-- Entries supplied --
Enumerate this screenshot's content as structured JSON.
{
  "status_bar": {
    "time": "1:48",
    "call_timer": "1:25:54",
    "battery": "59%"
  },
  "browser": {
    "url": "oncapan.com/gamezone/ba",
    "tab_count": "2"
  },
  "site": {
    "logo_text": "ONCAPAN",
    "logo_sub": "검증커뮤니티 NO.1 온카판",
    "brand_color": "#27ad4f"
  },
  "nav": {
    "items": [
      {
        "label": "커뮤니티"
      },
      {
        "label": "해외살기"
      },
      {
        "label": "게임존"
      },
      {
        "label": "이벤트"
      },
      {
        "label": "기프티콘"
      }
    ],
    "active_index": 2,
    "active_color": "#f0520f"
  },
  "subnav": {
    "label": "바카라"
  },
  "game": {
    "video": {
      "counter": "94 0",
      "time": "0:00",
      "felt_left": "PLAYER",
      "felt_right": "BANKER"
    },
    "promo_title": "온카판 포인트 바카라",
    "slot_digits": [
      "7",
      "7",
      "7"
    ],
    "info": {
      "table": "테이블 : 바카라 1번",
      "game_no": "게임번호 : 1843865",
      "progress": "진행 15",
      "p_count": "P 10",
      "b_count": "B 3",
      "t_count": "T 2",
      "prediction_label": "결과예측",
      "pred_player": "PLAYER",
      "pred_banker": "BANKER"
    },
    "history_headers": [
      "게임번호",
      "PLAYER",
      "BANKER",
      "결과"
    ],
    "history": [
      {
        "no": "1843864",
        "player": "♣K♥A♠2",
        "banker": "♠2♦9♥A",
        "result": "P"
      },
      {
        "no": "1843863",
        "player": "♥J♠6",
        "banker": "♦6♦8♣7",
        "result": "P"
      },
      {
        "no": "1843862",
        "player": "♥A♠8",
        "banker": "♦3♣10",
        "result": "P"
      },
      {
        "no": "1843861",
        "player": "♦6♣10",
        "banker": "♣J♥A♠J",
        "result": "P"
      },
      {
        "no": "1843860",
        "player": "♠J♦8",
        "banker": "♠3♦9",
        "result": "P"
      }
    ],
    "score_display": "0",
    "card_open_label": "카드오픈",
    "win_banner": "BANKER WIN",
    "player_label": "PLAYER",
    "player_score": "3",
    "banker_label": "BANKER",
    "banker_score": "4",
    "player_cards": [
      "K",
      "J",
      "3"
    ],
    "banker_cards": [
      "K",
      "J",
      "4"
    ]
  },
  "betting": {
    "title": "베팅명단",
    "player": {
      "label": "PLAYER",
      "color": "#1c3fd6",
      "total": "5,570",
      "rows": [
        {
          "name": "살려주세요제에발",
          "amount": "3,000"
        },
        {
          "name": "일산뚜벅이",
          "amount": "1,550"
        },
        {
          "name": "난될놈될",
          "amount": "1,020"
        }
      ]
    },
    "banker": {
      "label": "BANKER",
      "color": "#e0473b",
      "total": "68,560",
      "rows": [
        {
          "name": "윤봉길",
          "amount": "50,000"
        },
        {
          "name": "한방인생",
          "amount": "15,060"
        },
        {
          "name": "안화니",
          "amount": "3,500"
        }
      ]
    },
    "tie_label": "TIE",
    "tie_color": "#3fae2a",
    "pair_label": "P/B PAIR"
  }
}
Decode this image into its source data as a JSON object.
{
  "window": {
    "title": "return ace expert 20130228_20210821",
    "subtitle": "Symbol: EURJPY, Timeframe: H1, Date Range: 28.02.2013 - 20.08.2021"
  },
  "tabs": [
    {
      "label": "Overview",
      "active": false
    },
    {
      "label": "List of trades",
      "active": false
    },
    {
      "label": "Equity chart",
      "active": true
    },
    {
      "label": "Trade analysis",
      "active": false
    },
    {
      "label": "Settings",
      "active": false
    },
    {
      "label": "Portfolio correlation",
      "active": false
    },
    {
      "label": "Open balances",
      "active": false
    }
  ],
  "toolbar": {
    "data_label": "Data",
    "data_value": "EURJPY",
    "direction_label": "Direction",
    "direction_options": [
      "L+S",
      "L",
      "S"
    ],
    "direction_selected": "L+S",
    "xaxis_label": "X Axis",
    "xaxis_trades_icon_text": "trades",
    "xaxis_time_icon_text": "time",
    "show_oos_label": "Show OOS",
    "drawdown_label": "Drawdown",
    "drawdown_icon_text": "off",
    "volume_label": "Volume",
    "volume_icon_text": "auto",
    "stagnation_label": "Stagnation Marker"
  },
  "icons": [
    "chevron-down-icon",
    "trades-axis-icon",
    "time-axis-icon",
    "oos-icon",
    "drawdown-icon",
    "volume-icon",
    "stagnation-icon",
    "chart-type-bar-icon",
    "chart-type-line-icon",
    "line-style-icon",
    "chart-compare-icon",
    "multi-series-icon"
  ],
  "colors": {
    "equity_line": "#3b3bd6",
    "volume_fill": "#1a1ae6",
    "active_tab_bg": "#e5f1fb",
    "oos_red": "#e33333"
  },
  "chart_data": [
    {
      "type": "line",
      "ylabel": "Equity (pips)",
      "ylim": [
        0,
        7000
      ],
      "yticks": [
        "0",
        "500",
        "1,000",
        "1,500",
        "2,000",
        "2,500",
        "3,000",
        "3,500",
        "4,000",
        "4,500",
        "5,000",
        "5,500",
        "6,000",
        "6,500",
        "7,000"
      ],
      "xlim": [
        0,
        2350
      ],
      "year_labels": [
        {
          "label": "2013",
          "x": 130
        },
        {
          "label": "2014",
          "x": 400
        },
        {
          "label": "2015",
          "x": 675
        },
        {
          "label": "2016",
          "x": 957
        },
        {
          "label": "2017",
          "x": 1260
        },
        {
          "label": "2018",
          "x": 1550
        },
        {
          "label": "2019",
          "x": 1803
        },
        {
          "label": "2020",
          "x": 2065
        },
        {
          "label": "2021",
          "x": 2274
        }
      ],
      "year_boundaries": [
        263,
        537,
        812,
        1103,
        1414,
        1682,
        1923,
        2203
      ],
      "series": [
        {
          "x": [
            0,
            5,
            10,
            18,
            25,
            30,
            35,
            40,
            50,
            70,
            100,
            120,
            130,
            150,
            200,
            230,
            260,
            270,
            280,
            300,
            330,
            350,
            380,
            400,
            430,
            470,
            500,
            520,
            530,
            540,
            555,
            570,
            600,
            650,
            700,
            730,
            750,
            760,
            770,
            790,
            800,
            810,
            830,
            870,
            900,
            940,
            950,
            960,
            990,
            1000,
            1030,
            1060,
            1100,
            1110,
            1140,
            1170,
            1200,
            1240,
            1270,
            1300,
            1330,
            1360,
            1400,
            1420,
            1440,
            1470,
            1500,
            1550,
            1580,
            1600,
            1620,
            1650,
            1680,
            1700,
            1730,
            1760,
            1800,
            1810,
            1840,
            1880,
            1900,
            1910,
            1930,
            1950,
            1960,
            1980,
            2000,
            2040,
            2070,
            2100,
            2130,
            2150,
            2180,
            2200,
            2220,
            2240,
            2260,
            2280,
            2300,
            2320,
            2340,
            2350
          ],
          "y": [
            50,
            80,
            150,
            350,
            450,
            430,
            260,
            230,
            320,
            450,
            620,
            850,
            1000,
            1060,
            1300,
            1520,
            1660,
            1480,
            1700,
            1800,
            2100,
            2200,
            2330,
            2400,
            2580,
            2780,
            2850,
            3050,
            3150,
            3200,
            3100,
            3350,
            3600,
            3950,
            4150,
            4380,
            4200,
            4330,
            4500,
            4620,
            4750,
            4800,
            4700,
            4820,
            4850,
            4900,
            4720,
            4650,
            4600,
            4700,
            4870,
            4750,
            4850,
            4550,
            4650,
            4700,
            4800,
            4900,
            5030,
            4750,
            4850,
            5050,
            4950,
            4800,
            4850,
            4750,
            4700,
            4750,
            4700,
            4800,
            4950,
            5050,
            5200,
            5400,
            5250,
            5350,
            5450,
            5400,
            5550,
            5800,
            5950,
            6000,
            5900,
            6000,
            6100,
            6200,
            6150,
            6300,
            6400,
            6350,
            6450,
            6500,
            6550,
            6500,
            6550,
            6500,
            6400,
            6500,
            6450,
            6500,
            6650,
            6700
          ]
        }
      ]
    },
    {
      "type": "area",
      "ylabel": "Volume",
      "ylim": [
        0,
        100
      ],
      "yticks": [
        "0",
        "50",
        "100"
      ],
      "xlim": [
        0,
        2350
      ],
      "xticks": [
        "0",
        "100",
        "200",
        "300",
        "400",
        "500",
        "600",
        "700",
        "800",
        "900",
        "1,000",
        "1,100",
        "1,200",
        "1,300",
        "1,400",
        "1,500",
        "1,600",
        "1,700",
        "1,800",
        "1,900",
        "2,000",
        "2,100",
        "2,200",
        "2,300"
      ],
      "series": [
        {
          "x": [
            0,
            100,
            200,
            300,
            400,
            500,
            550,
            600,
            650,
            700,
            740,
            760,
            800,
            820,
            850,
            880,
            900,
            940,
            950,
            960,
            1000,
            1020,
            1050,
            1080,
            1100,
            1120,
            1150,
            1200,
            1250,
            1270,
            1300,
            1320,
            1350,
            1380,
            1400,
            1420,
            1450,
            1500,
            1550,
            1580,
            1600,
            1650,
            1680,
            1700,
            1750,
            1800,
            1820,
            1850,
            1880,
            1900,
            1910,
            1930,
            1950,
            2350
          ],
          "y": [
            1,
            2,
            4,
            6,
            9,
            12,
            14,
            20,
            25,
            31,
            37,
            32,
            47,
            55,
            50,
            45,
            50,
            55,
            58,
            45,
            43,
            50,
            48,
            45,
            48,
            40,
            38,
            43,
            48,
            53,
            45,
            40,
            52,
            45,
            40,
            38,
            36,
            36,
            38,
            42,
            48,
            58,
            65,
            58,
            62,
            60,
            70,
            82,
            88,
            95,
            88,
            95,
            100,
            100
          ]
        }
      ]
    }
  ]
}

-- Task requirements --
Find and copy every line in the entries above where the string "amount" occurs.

-- Exercise answer --
          "amount": "3,000"
          "amount": "1,550"
          "amount": "1,020"
          "amount": "50,000"
          "amount": "15,060"
          "amount": "3,500"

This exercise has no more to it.